The city of Oporto overlooks the Douro River in an urban landscape that has a 2,000 year history. The city has been in existence from the time of Romans (it was known as Portus). Its uninterrupted growth has been linked to the sea and has many varied monuments such as the Romanesque cathedral, the neoclassical Stock Exchange and the Portuguese Manueline Church of Santa Clara.
The town’s historic center is of high aesthetic value. Its urban evidence showcases development from Roman, Medieval and Almadas eras. It is home to rich and varied architectural marvels that feature Romanesque, Gothic, Renaissance, Baroque, Neoclassical and Modern styles of architecture in that order.
The social and institutional fabric of the town has ensured survival of the history as a military, agricultural and commercial urban center. The town is a collection of masterful works by various architects from different periods of time. Oporto has a scenic character defined by complexity of landforms and their harmonious articulation of roads. It represents a successful interaction of social and geographical environments.
Since the 8th century, the area on the banks of Douro River has been occupied. It got some Roman embellishment under the name ‘Portus’. In the 5th century, the barbarians arrived and the town quickly became their administrative and trading center. By 11th century, the city was firmly in the Castilian realm. In 1374, the town started expanding with the construction of a new town wall to encompass 2 urban areas, the old town and the extramural harbor.
By supporting the expeditions of Henry the Navigator, Oporto put itself on a pedestal position in welcoming English entrepreneurs who invested in vineyards located in the Douro valley. Within no time, Oporto had become the port of export for wines. With the money from these exports, the town inhabitant started building the Baroque buildings – some of which remain to date.

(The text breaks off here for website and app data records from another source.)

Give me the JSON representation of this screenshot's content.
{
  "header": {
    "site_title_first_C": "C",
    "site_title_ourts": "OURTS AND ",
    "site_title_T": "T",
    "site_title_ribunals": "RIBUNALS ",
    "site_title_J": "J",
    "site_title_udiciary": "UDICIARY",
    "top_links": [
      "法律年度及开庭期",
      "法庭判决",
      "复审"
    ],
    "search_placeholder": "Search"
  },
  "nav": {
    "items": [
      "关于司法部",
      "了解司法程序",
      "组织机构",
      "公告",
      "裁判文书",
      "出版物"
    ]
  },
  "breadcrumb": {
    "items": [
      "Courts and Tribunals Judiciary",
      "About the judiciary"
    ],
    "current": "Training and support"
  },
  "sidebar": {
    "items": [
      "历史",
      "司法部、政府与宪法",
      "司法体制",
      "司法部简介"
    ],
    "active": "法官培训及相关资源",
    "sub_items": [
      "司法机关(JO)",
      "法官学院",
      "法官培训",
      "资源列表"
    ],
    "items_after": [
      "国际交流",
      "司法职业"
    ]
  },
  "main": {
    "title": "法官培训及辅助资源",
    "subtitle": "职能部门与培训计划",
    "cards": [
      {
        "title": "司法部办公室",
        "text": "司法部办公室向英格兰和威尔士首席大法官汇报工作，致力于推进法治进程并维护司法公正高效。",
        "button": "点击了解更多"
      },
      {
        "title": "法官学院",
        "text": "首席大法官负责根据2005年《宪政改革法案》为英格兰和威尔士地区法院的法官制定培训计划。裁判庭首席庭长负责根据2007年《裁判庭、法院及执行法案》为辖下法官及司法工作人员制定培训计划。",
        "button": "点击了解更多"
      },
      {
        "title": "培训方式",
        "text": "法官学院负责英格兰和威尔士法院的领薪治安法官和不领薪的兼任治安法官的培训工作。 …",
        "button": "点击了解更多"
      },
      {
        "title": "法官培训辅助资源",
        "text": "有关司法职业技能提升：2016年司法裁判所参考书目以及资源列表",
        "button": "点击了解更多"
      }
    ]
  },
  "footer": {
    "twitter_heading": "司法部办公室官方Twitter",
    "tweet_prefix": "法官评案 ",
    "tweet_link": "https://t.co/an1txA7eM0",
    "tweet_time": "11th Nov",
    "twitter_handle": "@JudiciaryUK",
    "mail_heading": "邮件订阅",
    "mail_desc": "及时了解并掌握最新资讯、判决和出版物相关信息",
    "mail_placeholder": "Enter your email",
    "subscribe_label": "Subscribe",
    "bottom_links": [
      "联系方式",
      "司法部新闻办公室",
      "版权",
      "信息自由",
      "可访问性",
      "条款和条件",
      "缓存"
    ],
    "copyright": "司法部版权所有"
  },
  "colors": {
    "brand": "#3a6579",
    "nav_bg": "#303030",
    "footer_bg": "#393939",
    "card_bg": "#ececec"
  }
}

Oporto was where the Liberal Revolution if the 1820 started. It led to the seminal adoption of the Constitution by the monarchy in 1822. In the 19th century, the development of the town gradually moved from the banks of Douro River to Praca da Liberdade. In 1875, Gustave Eiffel built a bridge across the river and this ushered a new era of architectural development.
Points of Interest in the City
- The 14th-century Fernandine walls
- Gothic churches such as São Francisco, São Lourenço dos Grillos (Mannerist), Santa Clara (Gothic Manueline style), Nossa Senhora da Vitória (Renaissance), lgreja da Misericórdia (Baroque), and lgreja dos Clérigos of Niccolò Nazzoni
- Public buildings – This includes the São João Theatre, the Palácio da Batalha, the Palácio das Sereias and the former Prison da Relação.
- The neo-Palladian Hospital Sant'António
- The Palace da Bolsa in neoclassical style
- The Ferreira Borges Market
- The São Bento railway station
- The Paços do Concelho
Frankly, there is no better tourist destination in Portugal than Oporto. From the football clubs to ancient buildings to exotic wines, you will not regret that you chose this ancient city as your holiday destination.
For more information on accommodation in Porto or Flights to Portugal, please contact one of the Travel Specialists at North South Travel today